----- SUPPLIED MATERIAL
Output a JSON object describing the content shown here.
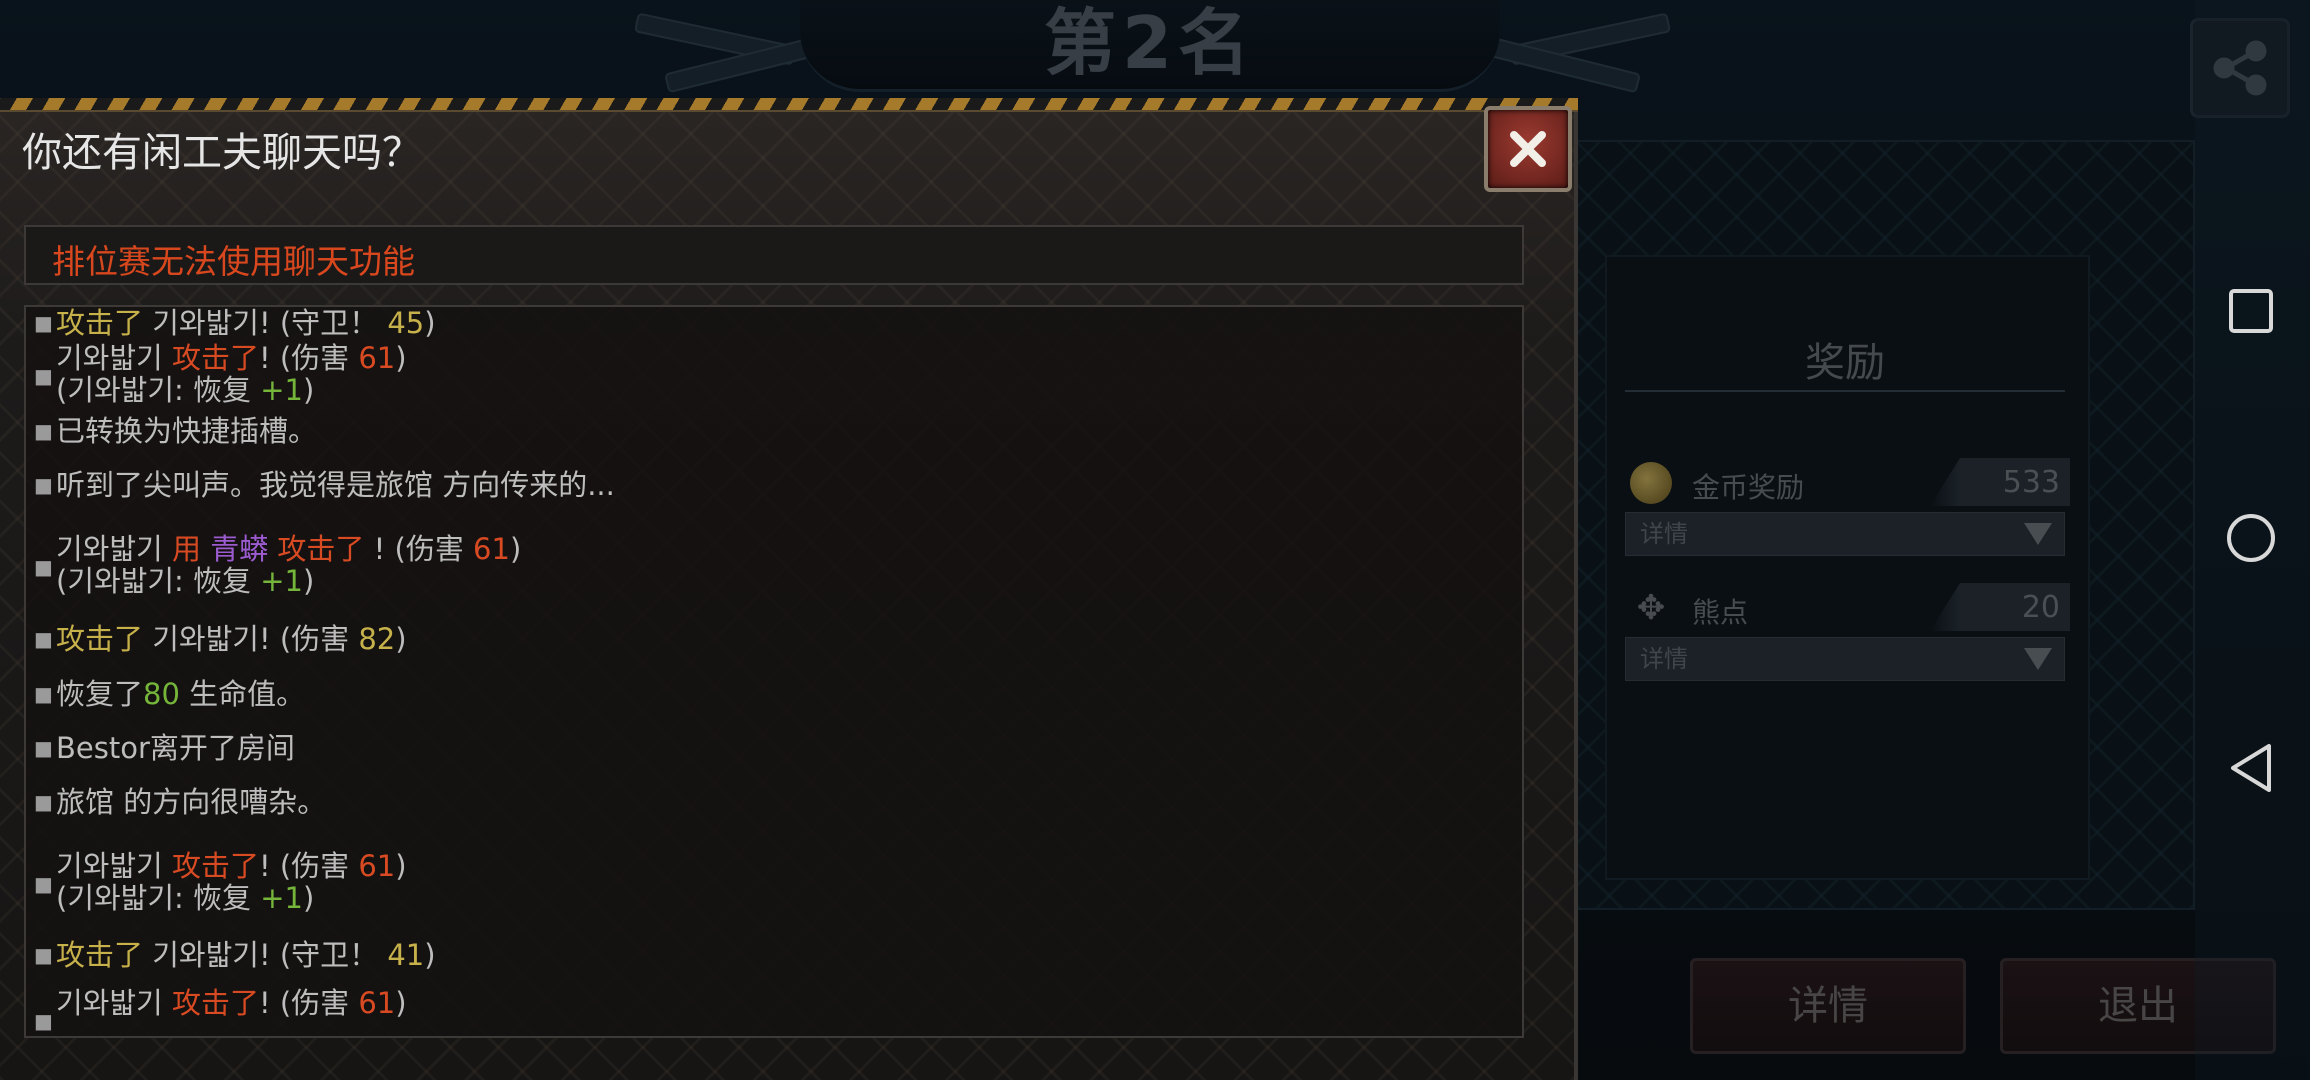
{
  "header": {
    "rank_title": "第2名"
  },
  "reward": {
    "title": "奖励",
    "rows": [
      {
        "icon": "coin-icon",
        "label": "金币奖励",
        "value": "533",
        "detail": "详情"
      },
      {
        "icon": "bear-paw-icon",
        "label": "熊点",
        "value": "20",
        "detail": "详情"
      }
    ]
  },
  "buttons": {
    "details": "详情",
    "exit": "退出"
  },
  "dialog": {
    "title": "你还有闲工夫聊天吗？",
    "notice": "排位赛无法使用聊天功能",
    "log": {
      "e1": {
        "a": "攻击了",
        "b": "기와밟기",
        "c": "! (守卫！",
        "d": "45",
        "e": ")"
      },
      "e2": {
        "a": "기와밟기",
        "b": "攻击了",
        "c": "! (伤害",
        "d": "61",
        "e": ")",
        "f": "(기와밟기: 恢复",
        "g": "+1",
        "h": ")"
      },
      "e3": {
        "a": "已转换为快捷插槽。"
      },
      "e4": {
        "a": "听到了尖叫声。我觉得是旅馆 方向传来的..."
      },
      "e5": {
        "a": "기와밟기",
        "b": "用",
        "c": "青蟒",
        "d": "攻击了",
        "e": "! (伤害",
        "f": "61",
        "g": ")",
        "h": "(기와밟기: 恢复",
        "i": "+1",
        "j": ")"
      },
      "e6": {
        "a": "攻击了",
        "b": "기와밟기",
        "c": "! (伤害",
        "d": "82",
        "e": ")"
      },
      "e7": {
        "a": "恢复了",
        "b": "80",
        "c": "生命值。"
      },
      "e8": {
        "a": "Bestor离开了房间"
      },
      "e9": {
        "a": "旅馆 的方向很嘈杂。"
      },
      "e10": {
        "a": "기와밟기",
        "b": "攻击了",
        "c": "! (伤害",
        "d": "61",
        "e": ")",
        "f": "(기와밟기: 恢复",
        "g": "+1",
        "h": ")"
      },
      "e11": {
        "a": "攻击了",
        "b": "기와밟기",
        "c": "! (守卫！",
        "d": "41",
        "e": ")"
      },
      "e12": {
        "a": "기와밟기",
        "b": "攻击了",
        "c": "! (伤害",
        "d": "61",
        "e": ")"
      }
    }
  },
  "colors": {
    "damage": "#d84a22",
    "highlight": "#c7b14a",
    "heal": "#74b53a",
    "weapon": "#9c5bd0"
  }
}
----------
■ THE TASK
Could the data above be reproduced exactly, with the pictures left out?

■ ANSWER FOR THIS EXERCISE
Output a JSON object describing the content shown here.
{
  "header": {
    "rank_title": "第2名"
  },
  "reward": {
    "title": "奖励",
    "rows": [
      {
        "icon": "coin-icon",
        "label": "金币奖励",
        "value": "533",
        "detail": "详情"
      },
      {
        "icon": "bear-paw-icon",
        "label": "熊点",
        "value": "20",
        "detail": "详情"
      }
    ]
  },
  "buttons": {
    "details": "详情",
    "exit": "退出"
  },
  "dialog": {
    "title": "你还有闲工夫聊天吗？",
    "notice": "排位赛无法使用聊天功能",
    "log": {
      "e1": {
        "a": "攻击了",
        "b": "기와밟기",
        "c": "! (守卫！",
        "d": "45",
        "e": ")"
      },
      "e2": {
        "a": "기와밟기",
        "b": "攻击了",
        "c": "! (伤害",
        "d": "61",
        "e": ")",
        "f": "(기와밟기: 恢复",
        "g": "+1",
        "h": ")"
      },
      "e3": {
        "a": "已转换为快捷插槽。"
      },
      "e4": {
        "a": "听到了尖叫声。我觉得是旅馆 方向传来的..."
      },
      "e5": {
        "a": "기와밟기",
        "b": "用",
        "c": "青蟒",
        "d": "攻击了",
        "e": "! (伤害",
        "f": "61",
        "g": ")",
        "h": "(기와밟기: 恢复",
        "i": "+1",
        "j": ")"
      },
      "e6": {
        "a": "攻击了",
        "b": "기와밟기",
        "c": "! (伤害",
        "d": "82",
        "e": ")"
      },
      "e7": {
        "a": "恢复了",
        "b": "80",
        "c": "生命值。"
      },
      "e8": {
        "a": "Bestor离开了房间"
      },
      "e9": {
        "a": "旅馆 的方向很嘈杂。"
      },
      "e10": {
        "a": "기와밟기",
        "b": "攻击了",
        "c": "! (伤害",
        "d": "61",
        "e": ")",
        "f": "(기와밟기: 恢复",
        "g": "+1",
        "h": ")"
      },
      "e11": {
        "a": "攻击了",
        "b": "기와밟기",
        "c": "! (守卫！",
        "d": "41",
        "e": ")"
      },
      "e12": {
        "a": "기와밟기",
        "b": "攻击了",
        "c": "! (伤害",
        "d": "61",
        "e": ")"
      }
    }
  },
  "colors": {
    "damage": "#d84a22",
    "highlight": "#c7b14a",
    "heal": "#74b53a",
    "weapon": "#9c5bd0"
  }
}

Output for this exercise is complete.